An interesting analysis from Anne Twomey, Professor of Constitutional Law at the University of Sydney, in today’s The Conversation, looking at the foreign donations bill currently before the Australian Parliament and its stated purpose of controlling or limiting the influence of foreign donors on the political landscape of Australia. As has been noted, the consequence of the passage of the bill, which the pessimistic part of me says is entirely foreseeable by the present Federal government, on charities and other groups might be significant and, in the worse case scenario, would mean that some charities and other groups that rely on public donations to fund their work might choose to discontinue any public advocacy or stop accepting donations (which would amount to the same thing anyway) because of the administrative burden imposed by the new law.
As Twomey suggests, the purpose of the bill seems to be confused:
If the purpose of this bill is to prevent foreign donations from influencing elections, it manifestly does not achieve that outcome.
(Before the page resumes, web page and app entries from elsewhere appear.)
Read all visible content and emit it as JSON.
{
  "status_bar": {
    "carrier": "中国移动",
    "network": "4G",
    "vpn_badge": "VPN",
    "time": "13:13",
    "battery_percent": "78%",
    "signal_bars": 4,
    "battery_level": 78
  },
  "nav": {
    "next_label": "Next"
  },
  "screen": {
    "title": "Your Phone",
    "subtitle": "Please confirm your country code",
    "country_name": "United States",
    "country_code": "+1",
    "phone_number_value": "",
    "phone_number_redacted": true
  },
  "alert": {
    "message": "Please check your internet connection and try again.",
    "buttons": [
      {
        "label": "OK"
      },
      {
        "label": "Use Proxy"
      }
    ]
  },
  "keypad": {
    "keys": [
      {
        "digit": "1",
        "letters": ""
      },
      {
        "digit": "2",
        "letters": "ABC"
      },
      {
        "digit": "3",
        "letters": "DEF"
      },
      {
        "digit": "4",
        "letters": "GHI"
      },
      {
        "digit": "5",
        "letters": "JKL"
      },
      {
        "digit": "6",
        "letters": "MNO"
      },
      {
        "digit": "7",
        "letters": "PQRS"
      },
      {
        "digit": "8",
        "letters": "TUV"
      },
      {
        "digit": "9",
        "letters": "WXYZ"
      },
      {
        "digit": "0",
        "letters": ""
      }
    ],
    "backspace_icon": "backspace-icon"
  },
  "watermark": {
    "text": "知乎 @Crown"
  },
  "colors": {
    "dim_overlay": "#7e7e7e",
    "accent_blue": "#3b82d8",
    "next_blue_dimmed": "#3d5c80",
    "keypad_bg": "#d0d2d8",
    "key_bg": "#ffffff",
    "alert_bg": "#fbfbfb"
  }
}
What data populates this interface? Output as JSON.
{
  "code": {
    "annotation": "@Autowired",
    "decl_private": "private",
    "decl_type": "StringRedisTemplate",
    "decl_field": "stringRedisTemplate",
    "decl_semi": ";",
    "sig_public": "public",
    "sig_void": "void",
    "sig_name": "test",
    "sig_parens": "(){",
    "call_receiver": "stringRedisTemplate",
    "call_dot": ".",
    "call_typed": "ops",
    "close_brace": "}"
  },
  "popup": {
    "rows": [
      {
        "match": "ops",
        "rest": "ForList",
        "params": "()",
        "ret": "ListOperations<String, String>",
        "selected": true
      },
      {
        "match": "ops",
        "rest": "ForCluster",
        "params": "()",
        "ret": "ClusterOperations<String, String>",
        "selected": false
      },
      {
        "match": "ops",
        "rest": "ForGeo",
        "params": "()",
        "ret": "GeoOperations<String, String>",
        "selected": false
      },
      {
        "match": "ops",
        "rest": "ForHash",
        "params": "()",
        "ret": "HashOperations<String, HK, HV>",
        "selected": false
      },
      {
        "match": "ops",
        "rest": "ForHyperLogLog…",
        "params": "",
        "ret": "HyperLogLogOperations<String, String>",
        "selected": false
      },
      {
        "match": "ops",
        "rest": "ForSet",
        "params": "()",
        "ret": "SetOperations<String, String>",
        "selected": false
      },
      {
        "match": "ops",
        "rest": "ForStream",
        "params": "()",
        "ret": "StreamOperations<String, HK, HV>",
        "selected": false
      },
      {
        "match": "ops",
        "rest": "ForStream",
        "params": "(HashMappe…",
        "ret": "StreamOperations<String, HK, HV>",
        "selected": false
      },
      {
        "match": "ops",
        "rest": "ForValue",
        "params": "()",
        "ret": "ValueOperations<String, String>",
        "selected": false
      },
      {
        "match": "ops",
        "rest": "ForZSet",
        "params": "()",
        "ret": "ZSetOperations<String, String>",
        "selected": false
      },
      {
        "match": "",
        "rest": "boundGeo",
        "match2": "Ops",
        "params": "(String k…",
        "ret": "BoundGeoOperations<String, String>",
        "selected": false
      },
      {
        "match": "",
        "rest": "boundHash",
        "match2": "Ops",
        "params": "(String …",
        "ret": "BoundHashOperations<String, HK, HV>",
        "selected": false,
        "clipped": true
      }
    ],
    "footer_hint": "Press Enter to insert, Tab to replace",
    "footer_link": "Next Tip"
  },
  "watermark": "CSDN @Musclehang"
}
Foreign citizens can still donate as much as they like to Australian political parties by donating through a company they have incorporated in Australia.
But if the purpose of the bill is to deter charities and other third parties (regardless of whether they have received a single cent of foreign money) from spending money on the public expression of views that might entail criticism of government policies, then it would very effectively achieve that outcome.
Perhaps it might be best to return to the drawing board, or the drafting table, to make sure the bill is designed to achieve its stated purpose…and nothing else.